There was a wealth of forward looking literature, art, movies, plays, shows, design and on top of all that the origins of television and rock ‘n’ roll shaking down a generation.

But on Broadway the dominant musical presence of Rogers and Hammerstein, who had reigned supreme since teaming up to create Oklahoma! in 1943, was grounded in a largely reassuring world of show business stability.

In 17 short years, from 1943 to Hammerstein’s untimely death in 1960 at the age of  65, the duo produced at least five masterpieces (Carousel, The King and I and The Sound of Music among them) which earned them 34 Tony Awards, 15 Oscars, two Grammys and a Pulitzer Prize.
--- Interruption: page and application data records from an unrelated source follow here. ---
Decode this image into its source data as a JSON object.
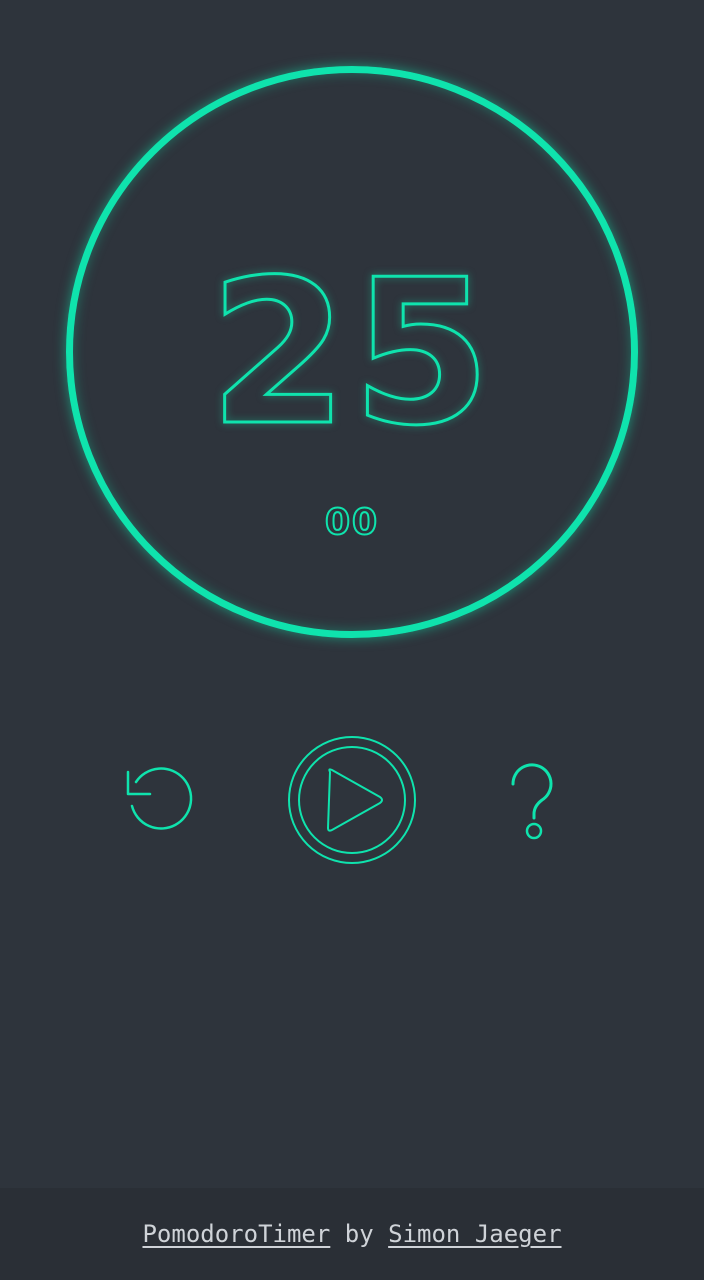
{
  "timer": {
    "minutes": "25",
    "seconds": "00"
  },
  "controls": {
    "reset_icon": "reset-icon",
    "play_icon": "play-icon",
    "help_icon": "help-icon"
  },
  "footer": {
    "app_link": "PomodoroTimer",
    "by_text": "by",
    "author_link": "Simon Jaeger"
  },
  "colors": {
    "background": "#2e343c",
    "accent": "#0fe3ad",
    "footer_background": "#2a2f36",
    "footer_text": "#cfd3d8"
  }
}
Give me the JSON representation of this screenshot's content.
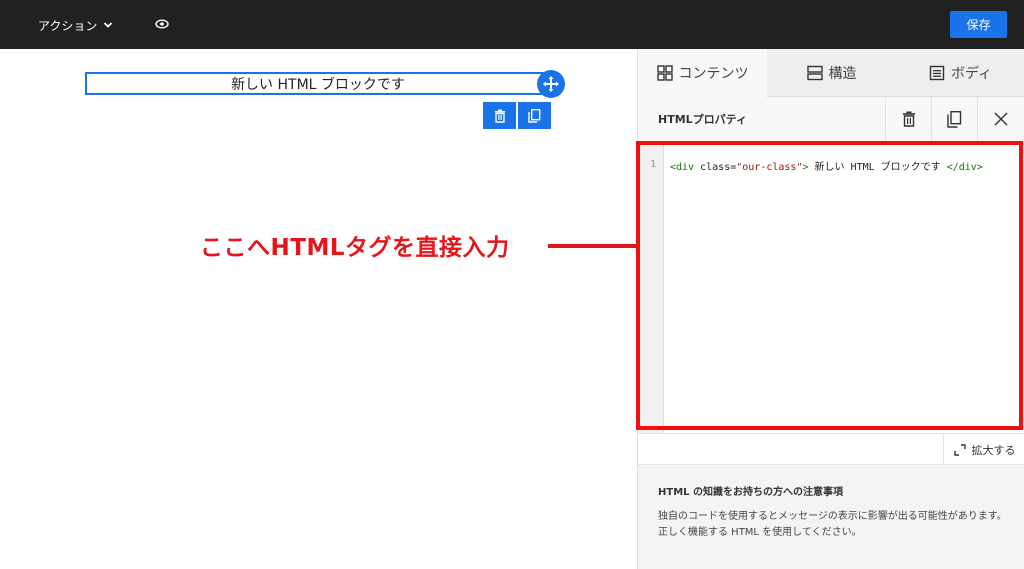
{
  "topbar": {
    "action_label": "アクション",
    "save_label": "保存",
    "accent_color": "#1a73e8"
  },
  "canvas": {
    "block_text": "新しい HTML ブロックです"
  },
  "annotation": {
    "text": "ここへHTMLタグを直接入力",
    "color": "#e8141a"
  },
  "panel": {
    "tabs": [
      {
        "label": "コンテンツ",
        "icon": "grid-icon"
      },
      {
        "label": "構造",
        "icon": "rows-icon"
      },
      {
        "label": "ボディ",
        "icon": "document-icon"
      }
    ],
    "properties_title": "HTMLプロパティ",
    "editor": {
      "line_number": "1",
      "code_open_tag": "<div",
      "code_attr": " class=",
      "code_attr_value": "\"our-class\"",
      "code_close_bracket": ">",
      "code_text": " 新しい HTML ブロックです ",
      "code_end_tag": "</div>"
    },
    "expand_label": "拡大する",
    "note_title": "HTML の知識をお持ちの方への注意事項",
    "note_body": "独自のコードを使用するとメッセージの表示に影響が出る可能性があります。正しく機能する HTML を使用してください。"
  }
}
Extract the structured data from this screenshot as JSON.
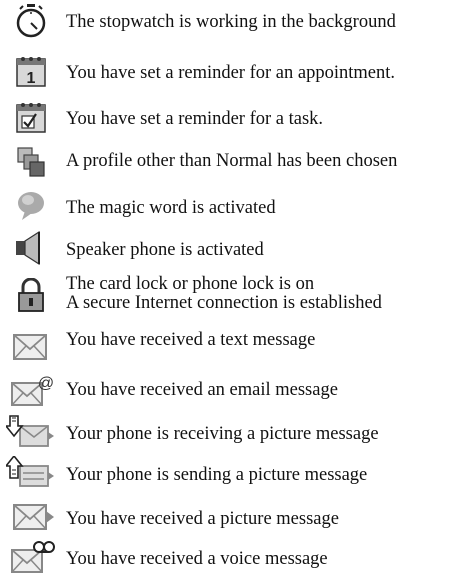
{
  "items": [
    {
      "icon": "stopwatch-icon",
      "text": "The stopwatch is working in the background"
    },
    {
      "icon": "calendar-appointment-icon",
      "text": "You have set a reminder for an appointment."
    },
    {
      "icon": "calendar-task-icon",
      "text": "You have set a reminder for a task."
    },
    {
      "icon": "profile-icon",
      "text": "A profile other than Normal has been chosen"
    },
    {
      "icon": "magic-word-icon",
      "text": "The magic word is activated"
    },
    {
      "icon": "speaker-icon",
      "text": "Speaker phone is activated"
    },
    {
      "icon": "lock-icon",
      "text": "The card lock or phone lock is on",
      "text2": "A secure Internet connection is established"
    },
    {
      "icon": "text-message-icon",
      "text": "You have received a text message"
    },
    {
      "icon": "email-message-icon",
      "text": "You have received an email message"
    },
    {
      "icon": "picture-receiving-icon",
      "text": "Your phone is receiving a picture message"
    },
    {
      "icon": "picture-sending-icon",
      "text": "Your phone is sending a picture message"
    },
    {
      "icon": "picture-message-icon",
      "text": "You have received a picture message"
    },
    {
      "icon": "voice-message-icon",
      "text": "You have received a voice message"
    }
  ]
}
Rodgers & Hammerstein came together in the tumultuous war years – the South Pacific story was played out in early ‘40s and premièred in 1949 – but for me they will be forever associated with the ‘50s.

And I like to travel to the ‘50s in my version of historic tourism as much as anywhere.
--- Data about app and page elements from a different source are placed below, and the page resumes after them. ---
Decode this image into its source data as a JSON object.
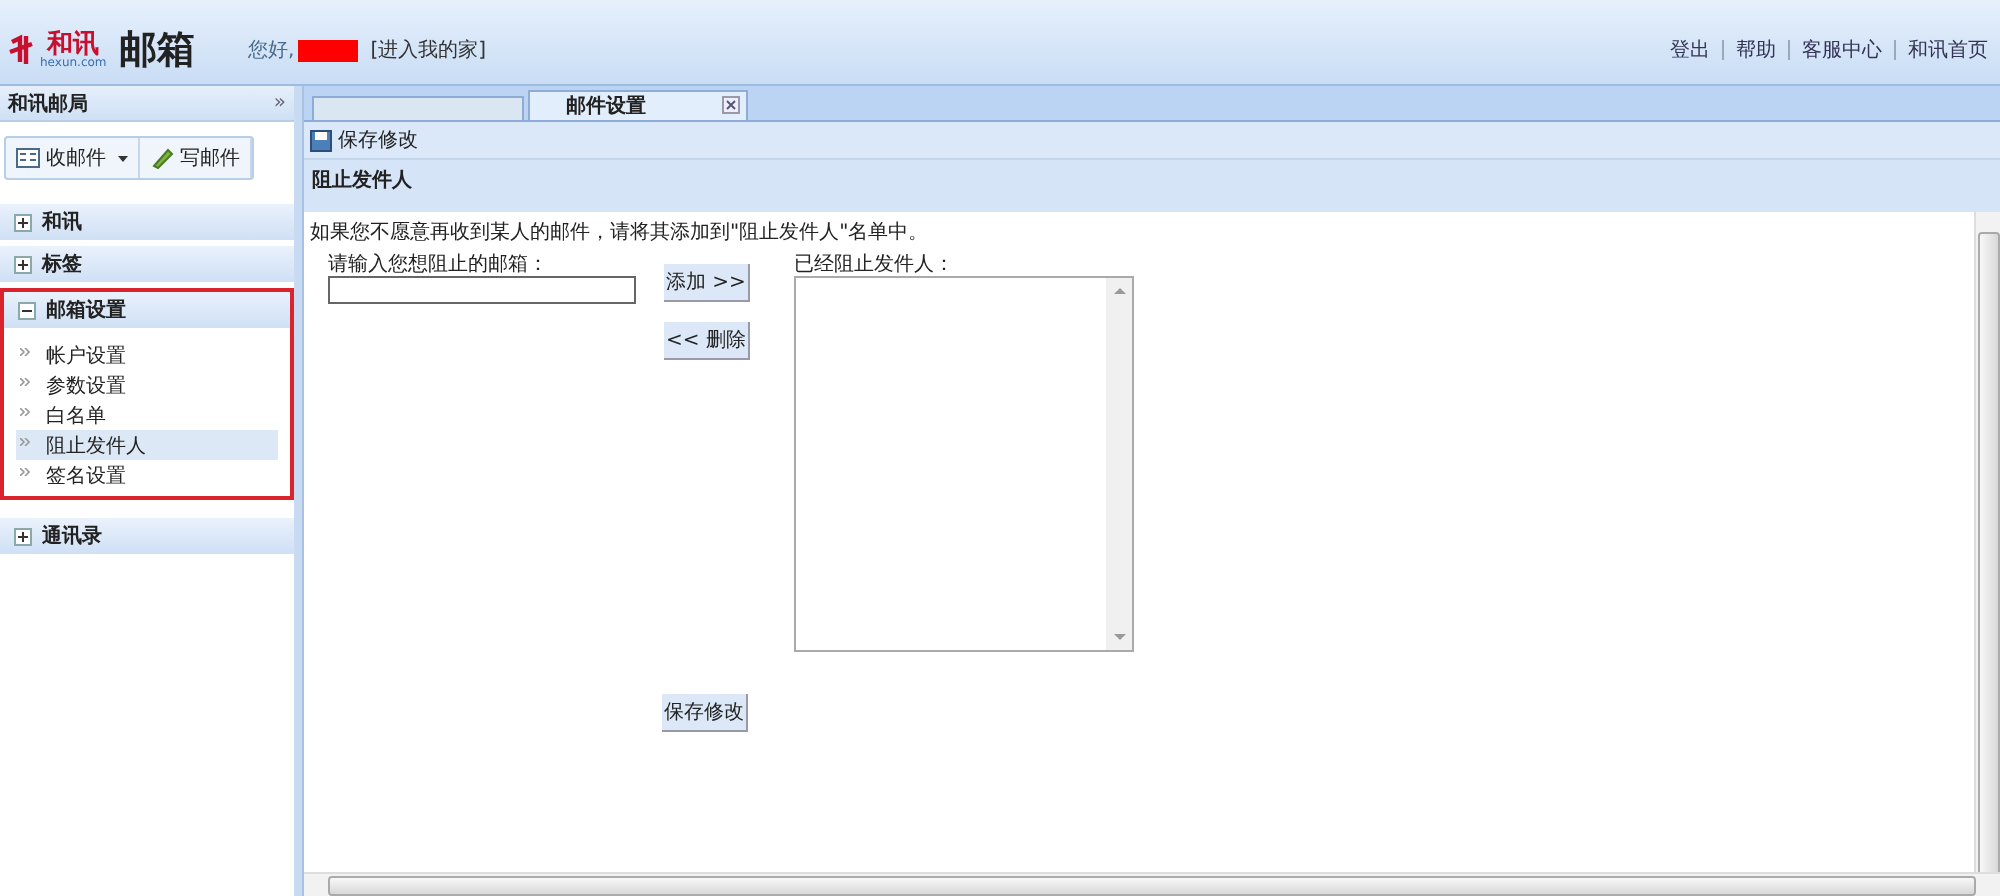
{
  "header": {
    "logo_brand": "和讯",
    "logo_domain": "hexun.com",
    "logo_product": "邮箱",
    "greeting": "您好,",
    "home_link": "[进入我的家]",
    "links": [
      "登出",
      "帮助",
      "客服中心",
      "和讯首页"
    ]
  },
  "sidebar": {
    "title": "和讯邮局",
    "collapse": "»",
    "buttons": [
      {
        "label": "收邮件",
        "kind": "inbox"
      },
      {
        "label": "写邮件",
        "kind": "compose"
      }
    ],
    "sections": [
      {
        "label": "和讯",
        "expanded": false,
        "highlighted": false
      },
      {
        "label": "标签",
        "expanded": false,
        "highlighted": false
      },
      {
        "label": "邮箱设置",
        "expanded": true,
        "highlighted": true,
        "items": [
          {
            "label": "帐户设置",
            "selected": false
          },
          {
            "label": "参数设置",
            "selected": false
          },
          {
            "label": "白名单",
            "selected": false
          },
          {
            "label": "阻止发件人",
            "selected": true
          },
          {
            "label": "签名设置",
            "selected": false
          }
        ]
      },
      {
        "label": "通讯录",
        "expanded": false,
        "highlighted": false
      }
    ]
  },
  "tabs": [
    {
      "selected": false
    },
    {
      "label": "邮件设置",
      "selected": true
    }
  ],
  "toolbar": {
    "save": "保存修改"
  },
  "panel": {
    "title": "阻止发件人",
    "intro": "如果您不愿意再收到某人的邮件，请将其添加到\"阻止发件人\"名单中。",
    "input_label": "请输入您想阻止的邮箱：",
    "add_button": "添加 >>",
    "remove_button": "<< 删除",
    "list_label": "已经阻止发件人：",
    "save_button": "保存修改"
  }
}
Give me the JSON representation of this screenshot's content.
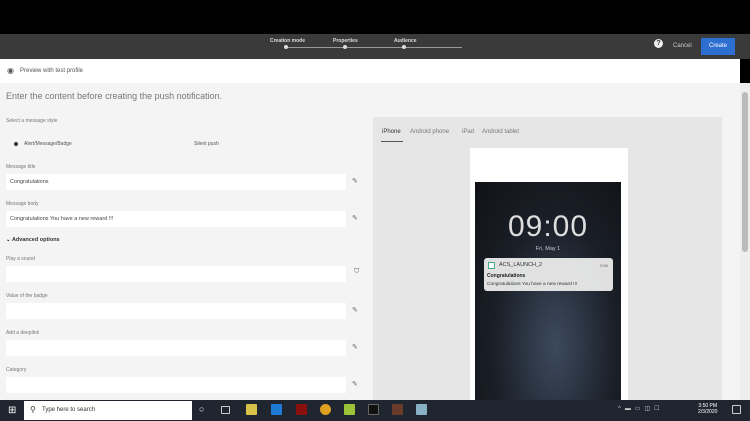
{
  "header": {
    "steps": [
      "Creation mode",
      "Properties",
      "Audience"
    ],
    "help": "?",
    "cancel": "Cancel",
    "create": "Create"
  },
  "preview": {
    "icon": "eye-icon",
    "label": "Preview with test profile"
  },
  "form": {
    "title": "Enter the content before creating the push notification.",
    "style_label": "Select a message style",
    "style_options": [
      "Alert/Message/Badge",
      "Silent push"
    ],
    "message_title_label": "Message title",
    "message_title": "Congratulations",
    "message_body_label": "Message body",
    "message_body": "Congratulations You have a new reward !!!",
    "advanced": "Advanced options",
    "sound_label": "Play a sound",
    "badge_label": "Value of the badge",
    "deeplink_label": "Add a deeplink",
    "category_label": "Category"
  },
  "device_tabs": [
    "iPhone",
    "Android phone",
    "iPad",
    "Android tablet"
  ],
  "phone": {
    "time": "09:00",
    "date": "Fri, May 1",
    "notif_app": "ACS_LAUNCH_2",
    "notif_time": "now",
    "notif_title": "Congratulations",
    "notif_body": "Congratulations You have a new reward !!!"
  },
  "taskbar": {
    "search_placeholder": "Type here to search",
    "time": "3:50 PM",
    "date": "2/3/2020"
  }
}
The other interesting aside I picked-up – and let’s be clear I am only tackling the dissenters as many first nighters loved the production – was the contrast between petite bird-like Lisa McCune as Nellie Forbush, picking her way through the notes, and Teddy Tahu Rhodes’ stoic operatic French plantation owner Emile de Becque.

There was a universal nod in Rhodes’ direction and a general acknowledgement that his sublime de Becque ticked all the boxes in what was no less than a towering performance.
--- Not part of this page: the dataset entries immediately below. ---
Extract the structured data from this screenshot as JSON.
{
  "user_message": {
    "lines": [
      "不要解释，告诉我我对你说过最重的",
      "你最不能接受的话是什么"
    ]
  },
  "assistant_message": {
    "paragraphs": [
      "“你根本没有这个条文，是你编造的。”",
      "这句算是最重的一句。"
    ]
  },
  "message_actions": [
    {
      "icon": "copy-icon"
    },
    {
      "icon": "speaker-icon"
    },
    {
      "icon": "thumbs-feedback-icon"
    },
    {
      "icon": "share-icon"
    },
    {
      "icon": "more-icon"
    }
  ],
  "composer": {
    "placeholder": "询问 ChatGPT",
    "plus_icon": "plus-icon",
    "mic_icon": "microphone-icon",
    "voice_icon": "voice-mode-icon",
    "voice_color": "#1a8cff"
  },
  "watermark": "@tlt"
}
The pinnacle of which – as it should be – was Some Enchanted Evening which gave Rhodes the opportunity to shine like the Bethlehem star and was a sure-fire show stopper.

Some thought that McCune was comparatively lightweight – although I am Going to Wash that Man Right Out of My Hair was well received – but then Nellie is from the heartland of small town America Little Rock, Arkansas, with all its lightweight and unenlightened ways.

When Mary Martin was invited to play the original Nellie back in ’49 she agreed on the understanding that she would not have to sing a duet with the operatic giant Ezio Pinza, as she feared he would, musically speaking, blow her away.

I think that the musically contrast, between Nellie and de Becque, is an appropriate metaphor to the cultural differences which go to the core of South Pacific’s inter-racial themes.

The story of two pairs of unlikely mix-race lovers – Nellie and de Becque and Lieutenant Cable (Daniel Koek) and the islander Liat (Celina Yuen) – in the South Pacific at the height of the war was touchy if not controversial in its day.

Hammerstein was under a lot of pressure to cut Cable’s lyric for the song, You’ve Got to be Carefully Taught, in the show’s try-outs because it touched a raw nerve with America’s racially sensitive Broadway audiences.

But Hammerstein was the author who had given the world the ground-breaking musical theatre game-changing Show Boat (along with Jerome Kern) back in 1927.

As lawyer Geoffrey Robertson writes in an essay on the show, and the South Pacific during era, for the program, the number represented why Rodgers and Hammerstein wanted to write the show in the first place.

Robertson actually attributed the quote to author James A. Mitchener who penned the book, Tales of the South Seas, which Rodgers & Hammerstein used as their primary source.

This Australian adaptation of the latest New York production – known as the Lincoln Center Theatre production and the first ever Broadway revival since the 1949 premiere – is generally faithfully to a great musical love affair on all counts.

(Incidentally, The Lincoln production won seven Tony Awards in  2008, compared to  10 for the original show plus a Pulitzer Prize)

In addition to the talents mentioned, Brisbane-born Gyton Grantley (known for playing Carl Williams in Underbelly and TV’s new hit show House Husbands) handles the comic character Luther Bliss with aplomb and Christine Anu is suitably testy as Bloody Mary.

The ensemble – both nurses and Seebees – added theatrical and musical colour to the show and with the likes of John Frost and Opera Australia’s Lyndon Terracini at the production helm the fire proofing is double-glazed.

There’s several more enchanted evening ahead as South Pacific continues at Brisbane’s Lyric Theatre until January 27.

When it comes to presenting musical theatre in Brisbane, there’s nothing like a  name and there’s several impressive ones here.





No comments:

Post a Comment